Furthermore, entering the following web address for the now-defunct NCAA shop, www.ShopNCAASports.com defaults to an NCAA.com page, inextricably linking the prior NCAA shop to NCAA proper and, by extension, its member institutions. Please note the following message on the aforementioned page, from Mark Lewis, an executive VP of the NCAA.
Moving forward, the NCAA online shop will no longer offer college and university merchandise. In the coming days, the store's website will be shut down temporarily and reopen as a marketplace for NCAA championship merchandise only.
After becoming aware of issues with the site, we determined the core function of the NCAA.com fan shop should not be to offer merchandise licensed by our member schools.
Executive Vice President, Championships & Alliances
ASSEMBLING THE PIECES
So, what does all this mean? In a December 7, 2012 blog on ESPN.com, Darren Rovell wrote a very "interesting" piece about the financial pitfalls that potentially awaited Johnny with his sudden fame. That article, entitled Will Johnny Ever Cash In?, eerily predicted exactly the alleged infractions for which Johnny is now being tried and convicted in the press, in large part by the very same author. Despite the disturbing coincidences in that article, it is not that far off-base in most of its findings. And within that article, Rovell says something quite compelling to me:

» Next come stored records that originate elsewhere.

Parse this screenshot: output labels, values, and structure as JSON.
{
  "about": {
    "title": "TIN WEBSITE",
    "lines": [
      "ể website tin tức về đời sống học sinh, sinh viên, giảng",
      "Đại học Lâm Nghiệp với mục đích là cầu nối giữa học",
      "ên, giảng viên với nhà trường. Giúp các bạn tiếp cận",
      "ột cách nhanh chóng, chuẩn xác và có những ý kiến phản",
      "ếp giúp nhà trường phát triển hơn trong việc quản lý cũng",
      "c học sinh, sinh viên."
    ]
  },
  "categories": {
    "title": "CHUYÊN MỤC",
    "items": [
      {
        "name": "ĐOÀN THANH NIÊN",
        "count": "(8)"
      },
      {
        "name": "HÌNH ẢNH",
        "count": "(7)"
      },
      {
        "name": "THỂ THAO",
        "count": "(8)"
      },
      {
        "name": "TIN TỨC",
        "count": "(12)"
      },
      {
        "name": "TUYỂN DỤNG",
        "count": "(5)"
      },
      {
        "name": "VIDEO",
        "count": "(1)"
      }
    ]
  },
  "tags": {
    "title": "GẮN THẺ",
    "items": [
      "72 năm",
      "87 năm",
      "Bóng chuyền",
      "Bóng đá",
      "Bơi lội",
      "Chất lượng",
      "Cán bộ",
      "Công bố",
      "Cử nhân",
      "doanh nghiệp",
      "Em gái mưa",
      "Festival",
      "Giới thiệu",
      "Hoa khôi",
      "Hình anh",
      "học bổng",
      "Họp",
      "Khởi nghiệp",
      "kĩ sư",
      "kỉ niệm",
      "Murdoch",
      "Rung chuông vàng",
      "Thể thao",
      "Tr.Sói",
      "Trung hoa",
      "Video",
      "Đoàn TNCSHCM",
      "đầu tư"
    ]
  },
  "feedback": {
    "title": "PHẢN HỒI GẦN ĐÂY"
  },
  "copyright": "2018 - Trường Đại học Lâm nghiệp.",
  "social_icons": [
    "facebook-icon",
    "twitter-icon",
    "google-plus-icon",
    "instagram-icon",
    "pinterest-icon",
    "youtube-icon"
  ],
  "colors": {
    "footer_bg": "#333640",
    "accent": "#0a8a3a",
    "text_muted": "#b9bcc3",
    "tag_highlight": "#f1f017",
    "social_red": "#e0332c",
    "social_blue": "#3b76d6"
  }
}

Because of NCAA rules, it's an incredibly complicated business as to who is allowed to cash in and how they're allowed to make money off a player.
Texas A&M can make money off Manziel by selling jerseys, T-shirts and hats with No. 2 on them, but they're not allowed to use Manziel's name, likeness or Johnny Football nickname
As has been discussed ad nauseum, this point in Rovell's December blog is indisputable. A&M cannot make money off of Johnny's name, likeness or nickname. Neither, by extension, can any other university in the nation.
This latter truth is the epiphany that eventually tied together all of the aforementioned fragments of information, vindicates the party-pooping efforts of our friend, Chadd Scott, upholds the fantastic work of Jay Bilas, perhaps gives Johnny's team some ground on which to contest any charges (I'm not going to address that point here) and - most importantly - will finally let me sleep soundly tonight.
The NCAA is comprised of 1,273 colleges, universities, conferences and associations. That association provides direct financial benefit to every one of those college entities - including Darren Rovell's own alma mater, Northwestern. As such, every institution in the NCAA consortium has benefitted in part from the NCAA Shop. Included in those benefits were items sold using the name "Johnny Manziel" in the store's search engine, for who knows how long. If only a penny - or a fraction thereof - went to a university like UCLA, Notre Dame, Pitt, Florida State, (insert your favorite here), then that university received a financial benefit off of Johnny Manziel's name. If Darren Rovell caught lightning in a bottle and was right - then that disbursement was a violation of NCAA rules by every recipient university.
Jay Bilas did all of us a great service when he ratted out the NCAA Shop. However, the NCAA has incriminated itself as well in subsequent days. Chadd Scott reminded us that the NCAA is its member institutions, and Darren Rovell did his part, naming the specific NCAA infraction.
Johnny Manziel's name profited almost 1300 entities within the NCAA domain. Of those, 1066 colleges and universities received financial benefit off of Texas A&M's embattled quarterback. This is no small can of worms for Mark Emmert. The NCAA Shop of Horrors has very likely opened Pandora's Box.